- **TASK ITEM**
Write out every record below exactly as given. Leave the pictures out.

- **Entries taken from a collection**
• • • •
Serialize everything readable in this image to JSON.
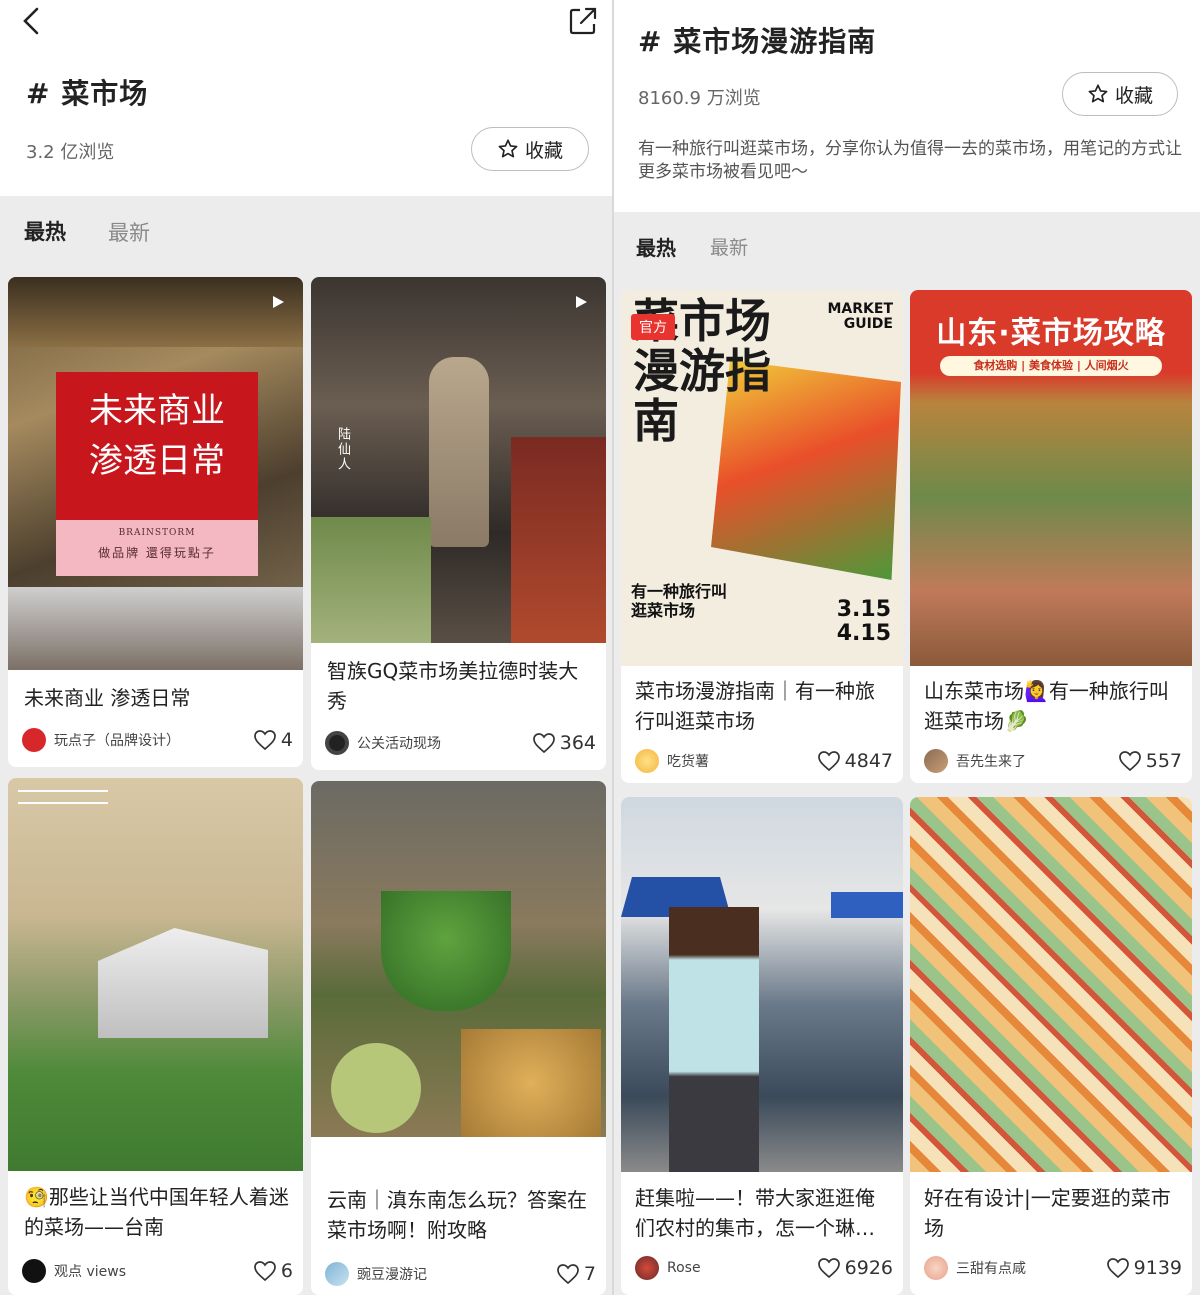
{
  "left": {
    "topic_title": "# 菜市场",
    "views": "3.2 亿浏览",
    "favorite_label": "收藏",
    "tabs": [
      "最热",
      "最新"
    ],
    "cards": [
      {
        "title": "未来商业 渗透日常",
        "author": "玩点子（品牌设计）",
        "likes": "4",
        "overlay_title": "未来商业\n渗透日常",
        "overlay_brand": "BRAINSTORM",
        "overlay_sub": "做品牌 還得玩點子",
        "has_play": true
      },
      {
        "title": "智族GQ菜市场美拉德时装大秀",
        "author": "公关活动现场",
        "likes": "364",
        "overlay_watermark": "陆仙人",
        "has_play": true
      },
      {
        "title": "🧐那些让当代中国年轻人着迷的菜场——台南",
        "author": "观点 views",
        "likes": "6"
      },
      {
        "title": "云南｜滇东南怎么玩？答案在菜市场啊！附攻略",
        "author": "豌豆漫游记",
        "likes": "7"
      }
    ]
  },
  "right": {
    "topic_title": "# 菜市场漫游指南",
    "views": "8160.9 万浏览",
    "favorite_label": "收藏",
    "description": "有一种旅行叫逛菜市场，分享你认为值得一去的菜市场，用笔记的方式让更多菜市场被看见吧～",
    "tabs": [
      "最热",
      "最新"
    ],
    "cards": [
      {
        "title": "菜市场漫游指南｜有一种旅行叫逛菜市场",
        "author": "吃货薯",
        "likes": "4847",
        "badge": "官方",
        "poster_title": "菜市场漫游指南",
        "poster_en": "MARKET\nGUIDE",
        "poster_dates": "3.15\n4.15",
        "poster_sub": "有一种旅行叫逛菜市场"
      },
      {
        "title": "山东菜市场🙋‍♀️有一种旅行叫逛菜市场🥬",
        "author": "吾先生来了",
        "likes": "557",
        "poster_title": "山东·菜市场攻略",
        "poster_tags": "食材选购 | 美食体验 | 人间烟火"
      },
      {
        "title": "赶集啦——！带大家逛逛俺们农村的集市，怎一个琳…",
        "author": "Rose",
        "likes": "6926"
      },
      {
        "title": "好在有设计|一定要逛的菜市场",
        "author": "三甜有点咸",
        "likes": "9139"
      }
    ]
  },
  "colors": {
    "accent": "#e8332e",
    "text": "#222222",
    "muted": "#8a8a8a"
  }
}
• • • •
- **EXERCISE SOLUTION**
Serialize everything readable in this image to JSON.
{
  "left": {
    "topic_title": "# 菜市场",
    "views": "3.2 亿浏览",
    "favorite_label": "收藏",
    "tabs": [
      "最热",
      "最新"
    ],
    "cards": [
      {
        "title": "未来商业 渗透日常",
        "author": "玩点子（品牌设计）",
        "likes": "4",
        "overlay_title": "未来商业\n渗透日常",
        "overlay_brand": "BRAINSTORM",
        "overlay_sub": "做品牌 還得玩點子",
        "has_play": true
      },
      {
        "title": "智族GQ菜市场美拉德时装大秀",
        "author": "公关活动现场",
        "likes": "364",
        "overlay_watermark": "陆仙人",
        "has_play": true
      },
      {
        "title": "🧐那些让当代中国年轻人着迷的菜场——台南",
        "author": "观点 views",
        "likes": "6"
      },
      {
        "title": "云南｜滇东南怎么玩？答案在菜市场啊！附攻略",
        "author": "豌豆漫游记",
        "likes": "7"
      }
    ]
  },
  "right": {
    "topic_title": "# 菜市场漫游指南",
    "views": "8160.9 万浏览",
    "favorite_label": "收藏",
    "description": "有一种旅行叫逛菜市场，分享你认为值得一去的菜市场，用笔记的方式让更多菜市场被看见吧～",
    "tabs": [
      "最热",
      "最新"
    ],
    "cards": [
      {
        "title": "菜市场漫游指南｜有一种旅行叫逛菜市场",
        "author": "吃货薯",
        "likes": "4847",
        "badge": "官方",
        "poster_title": "菜市场漫游指南",
        "poster_en": "MARKET\nGUIDE",
        "poster_dates": "3.15\n4.15",
        "poster_sub": "有一种旅行叫逛菜市场"
      },
      {
        "title": "山东菜市场🙋‍♀️有一种旅行叫逛菜市场🥬",
        "author": "吾先生来了",
        "likes": "557",
        "poster_title": "山东·菜市场攻略",
        "poster_tags": "食材选购 | 美食体验 | 人间烟火"
      },
      {
        "title": "赶集啦——！带大家逛逛俺们农村的集市，怎一个琳…",
        "author": "Rose",
        "likes": "6926"
      },
      {
        "title": "好在有设计|一定要逛的菜市场",
        "author": "三甜有点咸",
        "likes": "9139"
      }
    ]
  },
  "colors": {
    "accent": "#e8332e",
    "text": "#222222",
    "muted": "#8a8a8a"
  }
}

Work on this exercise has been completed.